====== Provided data ======

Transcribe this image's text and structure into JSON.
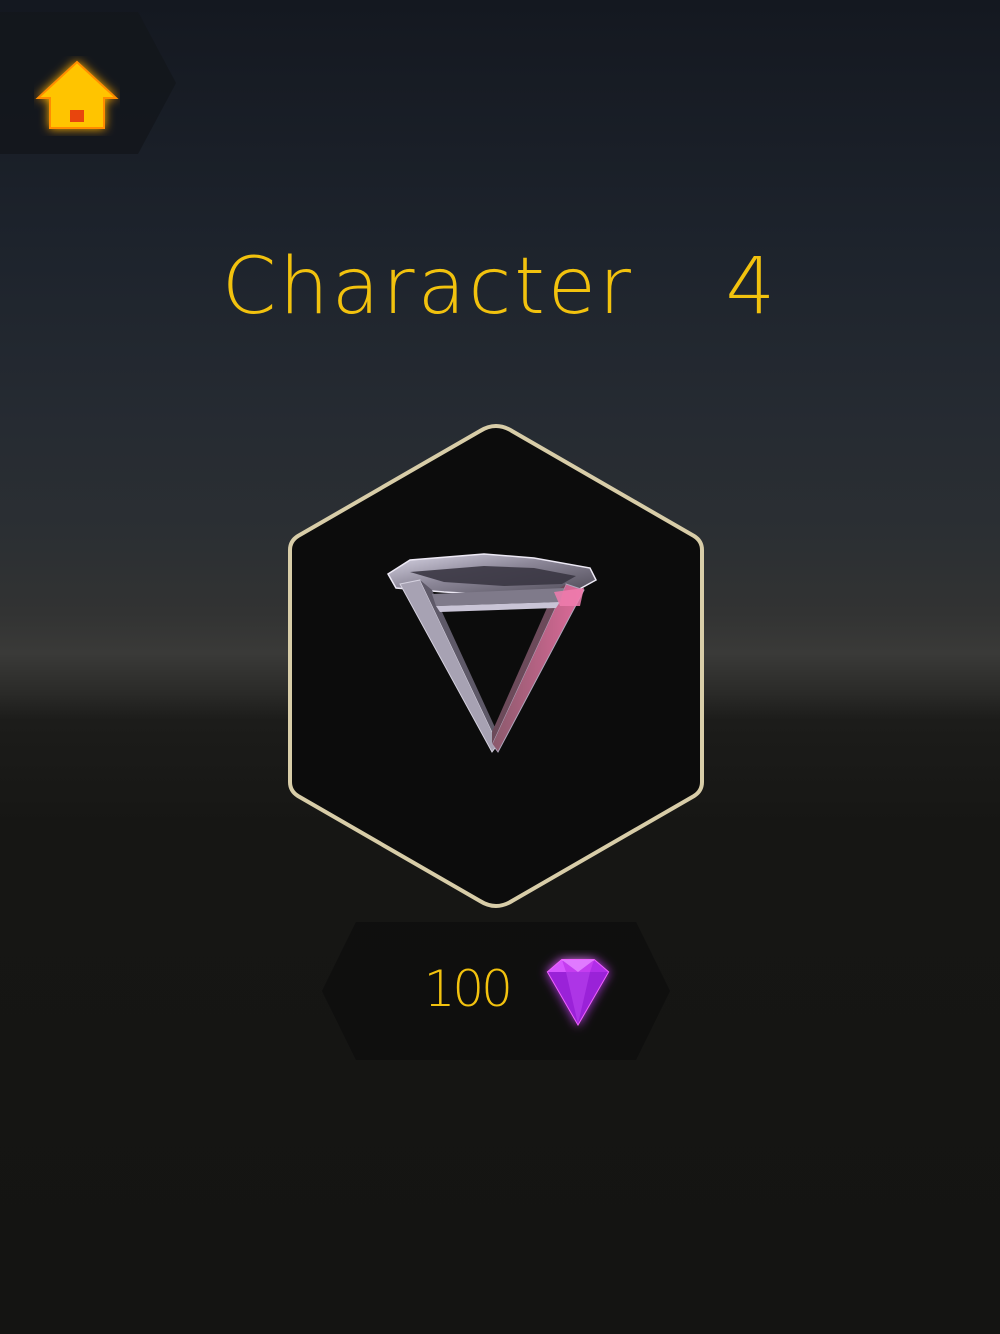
{
  "header": {
    "home_icon": "home-icon"
  },
  "character": {
    "title": "Character  4",
    "preview": "inverted-triangle-crystal"
  },
  "price": {
    "amount": "100",
    "currency_icon": "purple-gem-icon"
  },
  "colors": {
    "accent": "#f2c20e",
    "hex_border": "#d8cda8",
    "gem": "#c43cf0",
    "home_glow": "#ff9a00"
  }
}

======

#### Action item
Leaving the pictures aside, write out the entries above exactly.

#### Your solution
Transcribe this image's text and structure into JSON.
{
  "header": {
    "home_icon": "home-icon"
  },
  "character": {
    "title": "Character  4",
    "preview": "inverted-triangle-crystal"
  },
  "price": {
    "amount": "100",
    "currency_icon": "purple-gem-icon"
  },
  "colors": {
    "accent": "#f2c20e",
    "hex_border": "#d8cda8",
    "gem": "#c43cf0",
    "home_glow": "#ff9a00"
  }
}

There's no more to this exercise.